zilli zilli zilli zillionaire. the guy in the white house is chuckling all night here, showing the democrats can't even get a three car funeral organized or whatever you want to call it. i would say to the people of iowa or the last person leaving des moines, please turn out the lights. this has not been a success. >> i fear daylight will obviate -- >> it argues the case. lawrence said go back to voting in machines and the more consistent the machinery in this country, the better. i really think the federal government has got no constitutional right to run elections, but we've got to find some statutory way of making our elections countable in realtime. i've got joy reid here. >> i often agree with you on these things when it comes to the history of way elections work. i think tonight was a great night for mike bloomberg. it was a great night for somebody who can argue competency at being able to run a big organization. but the democratic party has two jobs in november.

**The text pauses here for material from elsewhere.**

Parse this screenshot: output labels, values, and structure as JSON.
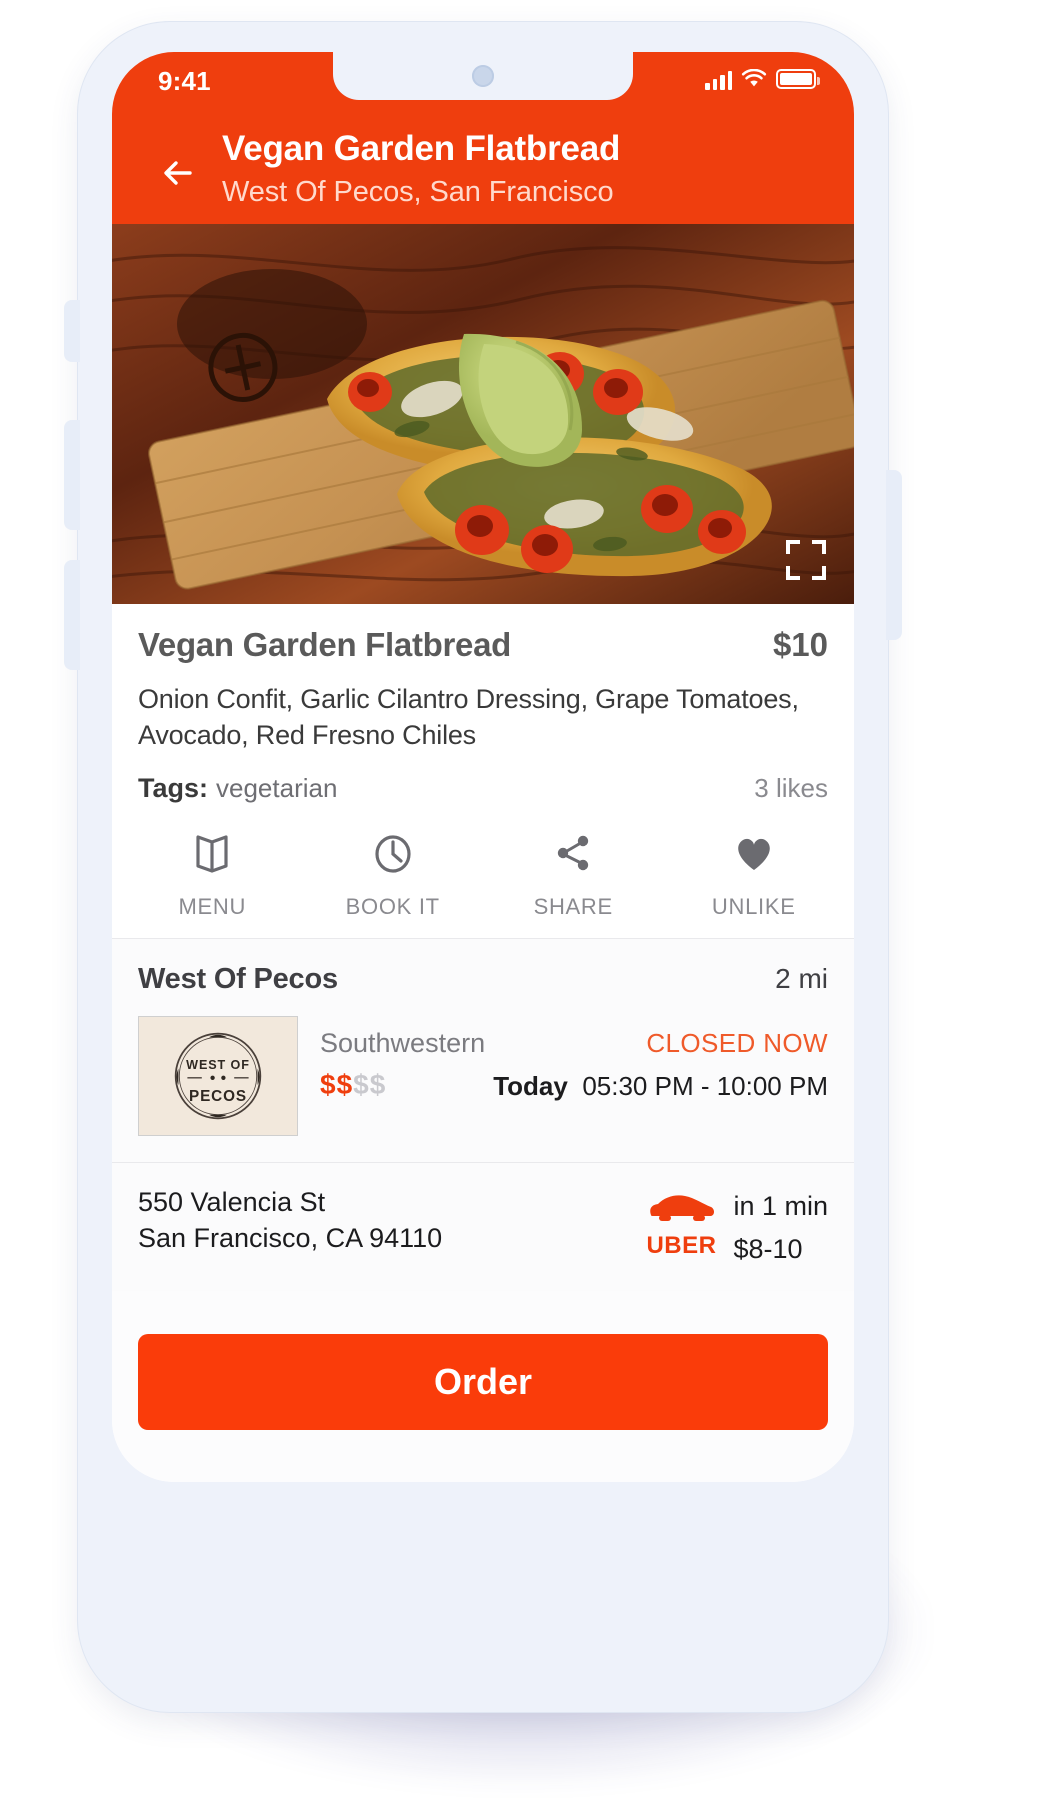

they have to not only try to carry this state because it is carriable. barack obama carried it. they also have to try to win a senate seat. joni ernst is up. she's been kind of mocking and trying to egg on joe biden in these caucuses, and this wasn't a good night for a party that needs to do those two jobs. and i'll say another thing that, you know, i mean it's not counterintuitive. iowa can only tell you a certain number of things. but one of the things it can tell you is kind of the general mood of a sort of moderate white american voter. and i want to bring -- i don't have the numbers in front of me, but steve kornacki earlier talked about the difference in the number of people, the number of humans who showed up in '08 versus '16 versus now. and if it's flat to '16, democrats should take note of that, right? there's not a surge of sort of middle of the road white voters eager and desperate to get rid of donald trump, at least not from what i'm seeing in terms of
the turnout here. democra democrats need to think that through, including bernie sanders voters, that he was going to bring this record turnout of new people and they were going to surge to get rid of donald trump. if you're not doing it in this state, democrats need to think about what does the coalition look like that gets rid of donald trump because the coalition to get rid of donald trump is more likely going to look like, you know, a state that's a lot more diverse like, you know, georgia or florida. i don't know. it's difficult to make the argument here that there is a surge of white voters who are eager to get rid of donald trump. >> all night long we've used the word viability, and i think we have to ask ourselves about the viability of the iowa caucuses, the decision this country has to make to find someone to challenge trump. but also the viability of the democratic party. i really think it's got a problem. going forward -- i saw the bernie surge there. that's about a third of the party, but it's not the party.